[[ Data in this exercise open ]]
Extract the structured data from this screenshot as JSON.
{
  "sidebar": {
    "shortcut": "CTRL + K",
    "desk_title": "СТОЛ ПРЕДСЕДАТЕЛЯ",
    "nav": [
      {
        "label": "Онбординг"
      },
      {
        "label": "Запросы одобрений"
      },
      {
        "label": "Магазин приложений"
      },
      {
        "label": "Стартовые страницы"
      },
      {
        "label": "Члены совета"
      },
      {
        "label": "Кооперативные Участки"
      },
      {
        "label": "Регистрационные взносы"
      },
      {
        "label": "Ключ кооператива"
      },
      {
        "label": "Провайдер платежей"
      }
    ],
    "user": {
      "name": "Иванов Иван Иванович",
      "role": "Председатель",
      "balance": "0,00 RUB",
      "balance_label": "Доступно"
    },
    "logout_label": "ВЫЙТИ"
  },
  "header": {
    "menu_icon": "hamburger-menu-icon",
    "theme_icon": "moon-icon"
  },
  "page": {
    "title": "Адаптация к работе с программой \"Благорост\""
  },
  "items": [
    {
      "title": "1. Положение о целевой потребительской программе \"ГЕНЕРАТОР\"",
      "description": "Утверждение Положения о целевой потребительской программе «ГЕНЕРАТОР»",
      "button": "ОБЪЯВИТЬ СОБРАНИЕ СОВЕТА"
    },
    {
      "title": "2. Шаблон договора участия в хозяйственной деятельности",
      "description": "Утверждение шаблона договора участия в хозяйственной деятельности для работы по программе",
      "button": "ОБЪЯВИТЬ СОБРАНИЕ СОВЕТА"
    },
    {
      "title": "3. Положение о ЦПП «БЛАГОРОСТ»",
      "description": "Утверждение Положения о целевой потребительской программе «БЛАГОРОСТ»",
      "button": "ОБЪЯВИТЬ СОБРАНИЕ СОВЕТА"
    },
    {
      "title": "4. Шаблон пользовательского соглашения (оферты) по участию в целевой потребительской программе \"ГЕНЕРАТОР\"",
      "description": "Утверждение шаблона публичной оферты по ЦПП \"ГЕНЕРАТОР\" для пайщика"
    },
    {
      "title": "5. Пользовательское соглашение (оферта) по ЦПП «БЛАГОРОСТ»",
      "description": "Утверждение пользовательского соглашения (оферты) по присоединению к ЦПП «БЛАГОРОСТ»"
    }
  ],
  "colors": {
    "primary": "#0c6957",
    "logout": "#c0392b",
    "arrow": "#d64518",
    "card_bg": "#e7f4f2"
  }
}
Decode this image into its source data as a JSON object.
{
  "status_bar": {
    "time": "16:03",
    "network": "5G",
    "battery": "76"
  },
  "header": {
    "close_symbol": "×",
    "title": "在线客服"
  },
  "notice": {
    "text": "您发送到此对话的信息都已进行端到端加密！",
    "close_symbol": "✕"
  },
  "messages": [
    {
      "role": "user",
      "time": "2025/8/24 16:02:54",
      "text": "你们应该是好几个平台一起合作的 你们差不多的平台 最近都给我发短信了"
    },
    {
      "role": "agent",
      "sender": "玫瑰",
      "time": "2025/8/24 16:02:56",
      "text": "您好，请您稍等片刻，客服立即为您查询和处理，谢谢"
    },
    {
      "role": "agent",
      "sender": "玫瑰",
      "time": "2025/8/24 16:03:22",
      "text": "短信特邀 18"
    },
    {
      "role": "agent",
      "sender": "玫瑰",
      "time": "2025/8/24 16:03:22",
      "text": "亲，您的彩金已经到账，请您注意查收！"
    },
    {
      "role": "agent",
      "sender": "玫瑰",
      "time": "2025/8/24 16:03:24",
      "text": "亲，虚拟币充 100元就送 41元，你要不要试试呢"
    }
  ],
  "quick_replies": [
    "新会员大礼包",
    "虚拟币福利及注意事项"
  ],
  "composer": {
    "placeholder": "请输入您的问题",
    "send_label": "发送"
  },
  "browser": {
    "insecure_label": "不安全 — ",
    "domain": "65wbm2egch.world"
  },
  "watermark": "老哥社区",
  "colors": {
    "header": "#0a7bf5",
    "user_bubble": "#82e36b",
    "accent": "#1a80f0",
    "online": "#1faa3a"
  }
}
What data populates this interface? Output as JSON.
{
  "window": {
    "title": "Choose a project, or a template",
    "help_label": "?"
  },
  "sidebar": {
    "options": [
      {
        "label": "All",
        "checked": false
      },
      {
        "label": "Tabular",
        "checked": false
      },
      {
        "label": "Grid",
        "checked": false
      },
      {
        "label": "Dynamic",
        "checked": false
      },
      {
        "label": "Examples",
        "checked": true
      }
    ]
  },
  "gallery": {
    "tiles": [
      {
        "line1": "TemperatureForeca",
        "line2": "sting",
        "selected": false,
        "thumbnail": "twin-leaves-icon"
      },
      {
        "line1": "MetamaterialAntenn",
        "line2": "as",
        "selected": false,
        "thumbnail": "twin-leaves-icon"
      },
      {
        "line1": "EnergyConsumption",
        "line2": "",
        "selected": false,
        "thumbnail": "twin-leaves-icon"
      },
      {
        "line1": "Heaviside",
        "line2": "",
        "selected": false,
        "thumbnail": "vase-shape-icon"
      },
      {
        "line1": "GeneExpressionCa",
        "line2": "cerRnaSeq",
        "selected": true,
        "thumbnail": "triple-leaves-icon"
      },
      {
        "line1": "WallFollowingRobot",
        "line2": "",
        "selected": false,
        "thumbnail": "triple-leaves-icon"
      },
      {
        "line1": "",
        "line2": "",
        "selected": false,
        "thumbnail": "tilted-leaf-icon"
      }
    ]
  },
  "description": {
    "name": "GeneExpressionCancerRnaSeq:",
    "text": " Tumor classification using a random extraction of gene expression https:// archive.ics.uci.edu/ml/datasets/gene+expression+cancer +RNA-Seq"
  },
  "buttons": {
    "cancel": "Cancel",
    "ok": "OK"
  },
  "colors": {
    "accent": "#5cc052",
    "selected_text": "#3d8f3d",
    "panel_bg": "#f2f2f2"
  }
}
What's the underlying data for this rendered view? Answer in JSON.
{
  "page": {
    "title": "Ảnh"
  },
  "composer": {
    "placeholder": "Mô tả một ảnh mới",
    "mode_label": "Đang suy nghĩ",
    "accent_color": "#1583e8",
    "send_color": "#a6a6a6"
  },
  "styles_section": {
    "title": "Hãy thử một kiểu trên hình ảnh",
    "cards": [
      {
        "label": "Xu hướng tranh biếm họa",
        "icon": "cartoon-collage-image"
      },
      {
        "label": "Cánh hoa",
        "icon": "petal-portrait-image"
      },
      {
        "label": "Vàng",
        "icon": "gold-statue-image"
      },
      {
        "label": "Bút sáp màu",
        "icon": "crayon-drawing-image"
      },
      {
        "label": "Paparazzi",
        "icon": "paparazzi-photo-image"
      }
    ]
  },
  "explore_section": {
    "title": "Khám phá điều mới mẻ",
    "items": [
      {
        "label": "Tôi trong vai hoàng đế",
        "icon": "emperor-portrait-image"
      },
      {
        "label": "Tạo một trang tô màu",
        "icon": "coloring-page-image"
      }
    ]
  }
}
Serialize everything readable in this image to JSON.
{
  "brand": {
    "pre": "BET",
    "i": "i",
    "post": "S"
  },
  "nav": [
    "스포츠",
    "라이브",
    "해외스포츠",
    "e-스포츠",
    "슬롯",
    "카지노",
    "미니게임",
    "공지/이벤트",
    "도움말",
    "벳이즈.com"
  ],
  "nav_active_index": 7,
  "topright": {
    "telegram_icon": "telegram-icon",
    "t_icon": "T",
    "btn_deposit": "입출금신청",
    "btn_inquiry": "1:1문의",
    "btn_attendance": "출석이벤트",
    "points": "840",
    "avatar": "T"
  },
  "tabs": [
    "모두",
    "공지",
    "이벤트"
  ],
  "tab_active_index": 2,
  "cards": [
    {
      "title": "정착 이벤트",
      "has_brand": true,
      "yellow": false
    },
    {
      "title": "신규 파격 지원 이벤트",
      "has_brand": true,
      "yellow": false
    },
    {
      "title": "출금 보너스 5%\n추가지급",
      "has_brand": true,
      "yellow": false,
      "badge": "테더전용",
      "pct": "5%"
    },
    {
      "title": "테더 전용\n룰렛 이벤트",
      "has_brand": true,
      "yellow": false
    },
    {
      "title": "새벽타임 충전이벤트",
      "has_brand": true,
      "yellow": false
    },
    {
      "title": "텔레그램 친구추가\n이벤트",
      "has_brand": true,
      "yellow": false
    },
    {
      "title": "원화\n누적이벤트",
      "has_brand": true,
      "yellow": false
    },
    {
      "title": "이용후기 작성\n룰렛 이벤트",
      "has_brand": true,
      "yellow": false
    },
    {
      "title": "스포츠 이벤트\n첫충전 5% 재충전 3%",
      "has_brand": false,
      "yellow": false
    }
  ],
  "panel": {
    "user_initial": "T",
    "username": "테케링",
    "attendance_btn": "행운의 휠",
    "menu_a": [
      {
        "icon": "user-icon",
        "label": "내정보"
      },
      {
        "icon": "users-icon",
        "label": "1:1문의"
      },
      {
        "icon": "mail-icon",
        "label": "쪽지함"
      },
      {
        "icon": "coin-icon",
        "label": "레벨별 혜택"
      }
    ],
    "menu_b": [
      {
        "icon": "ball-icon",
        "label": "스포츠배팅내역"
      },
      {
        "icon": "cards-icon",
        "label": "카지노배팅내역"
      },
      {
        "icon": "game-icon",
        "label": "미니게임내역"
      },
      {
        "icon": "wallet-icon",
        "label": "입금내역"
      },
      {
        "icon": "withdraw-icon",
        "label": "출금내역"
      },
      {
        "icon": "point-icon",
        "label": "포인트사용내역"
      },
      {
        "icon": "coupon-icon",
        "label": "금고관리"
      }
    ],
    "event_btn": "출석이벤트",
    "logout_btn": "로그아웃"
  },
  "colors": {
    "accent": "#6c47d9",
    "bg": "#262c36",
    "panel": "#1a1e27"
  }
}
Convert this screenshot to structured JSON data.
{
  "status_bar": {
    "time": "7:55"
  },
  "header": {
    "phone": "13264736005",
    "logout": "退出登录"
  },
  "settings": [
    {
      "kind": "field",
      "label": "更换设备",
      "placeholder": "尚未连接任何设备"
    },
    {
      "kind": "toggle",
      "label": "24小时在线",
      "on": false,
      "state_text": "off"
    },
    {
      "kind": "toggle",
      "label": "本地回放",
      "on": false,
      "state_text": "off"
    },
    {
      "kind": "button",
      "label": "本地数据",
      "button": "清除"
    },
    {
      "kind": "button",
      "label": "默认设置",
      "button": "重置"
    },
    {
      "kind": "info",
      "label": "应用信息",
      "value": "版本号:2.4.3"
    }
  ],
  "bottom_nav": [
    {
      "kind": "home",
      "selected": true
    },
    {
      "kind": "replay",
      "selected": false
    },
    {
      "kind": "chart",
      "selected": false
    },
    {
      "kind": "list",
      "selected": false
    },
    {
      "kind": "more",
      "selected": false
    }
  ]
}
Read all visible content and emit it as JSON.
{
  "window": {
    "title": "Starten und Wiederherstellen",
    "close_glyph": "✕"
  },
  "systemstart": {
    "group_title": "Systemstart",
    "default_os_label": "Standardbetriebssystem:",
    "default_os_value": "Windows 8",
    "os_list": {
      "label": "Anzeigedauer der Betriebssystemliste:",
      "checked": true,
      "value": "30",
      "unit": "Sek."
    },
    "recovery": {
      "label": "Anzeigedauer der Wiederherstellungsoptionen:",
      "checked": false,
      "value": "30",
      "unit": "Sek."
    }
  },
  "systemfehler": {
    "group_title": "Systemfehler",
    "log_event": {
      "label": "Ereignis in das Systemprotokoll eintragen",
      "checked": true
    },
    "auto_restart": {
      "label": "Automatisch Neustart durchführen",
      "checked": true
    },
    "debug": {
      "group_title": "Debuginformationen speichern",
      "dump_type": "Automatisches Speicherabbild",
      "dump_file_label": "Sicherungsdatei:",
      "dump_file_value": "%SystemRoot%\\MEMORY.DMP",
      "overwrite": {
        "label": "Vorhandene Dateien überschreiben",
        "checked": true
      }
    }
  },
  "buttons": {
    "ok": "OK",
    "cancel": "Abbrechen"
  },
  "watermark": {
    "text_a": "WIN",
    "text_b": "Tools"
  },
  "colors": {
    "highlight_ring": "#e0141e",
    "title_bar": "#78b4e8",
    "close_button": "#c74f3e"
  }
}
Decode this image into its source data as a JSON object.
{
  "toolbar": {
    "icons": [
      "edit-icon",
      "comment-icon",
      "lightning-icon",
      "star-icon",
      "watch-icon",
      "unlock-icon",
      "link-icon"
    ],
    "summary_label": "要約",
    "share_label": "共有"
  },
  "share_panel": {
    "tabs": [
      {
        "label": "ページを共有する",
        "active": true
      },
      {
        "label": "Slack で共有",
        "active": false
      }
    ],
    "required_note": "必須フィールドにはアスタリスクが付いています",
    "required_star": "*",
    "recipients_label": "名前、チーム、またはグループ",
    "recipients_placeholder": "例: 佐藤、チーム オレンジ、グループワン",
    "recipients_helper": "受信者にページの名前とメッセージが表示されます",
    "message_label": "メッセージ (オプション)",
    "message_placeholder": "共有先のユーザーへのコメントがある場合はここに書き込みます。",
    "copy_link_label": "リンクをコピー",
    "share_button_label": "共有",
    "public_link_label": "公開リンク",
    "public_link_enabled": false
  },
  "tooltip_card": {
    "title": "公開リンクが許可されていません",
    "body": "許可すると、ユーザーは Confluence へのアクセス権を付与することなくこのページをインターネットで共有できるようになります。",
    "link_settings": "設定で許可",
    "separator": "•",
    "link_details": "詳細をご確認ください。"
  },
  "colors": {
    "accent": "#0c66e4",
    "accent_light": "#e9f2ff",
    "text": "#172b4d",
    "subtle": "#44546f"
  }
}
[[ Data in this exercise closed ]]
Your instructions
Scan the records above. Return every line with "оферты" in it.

Solved exercise
      "title": "4. Шаблон пользовательского соглашения (оферты) по участию в целевой потребительской программе \"ГЕНЕРАТОР\"",
      "description": "Утверждение шаблона публичной оферты по ЦПП \"ГЕНЕРАТОР\" для пайщика"
      "description": "Утверждение пользовательского соглашения (оферты) по присоединению к ЦПП «БЛАГОРОСТ»"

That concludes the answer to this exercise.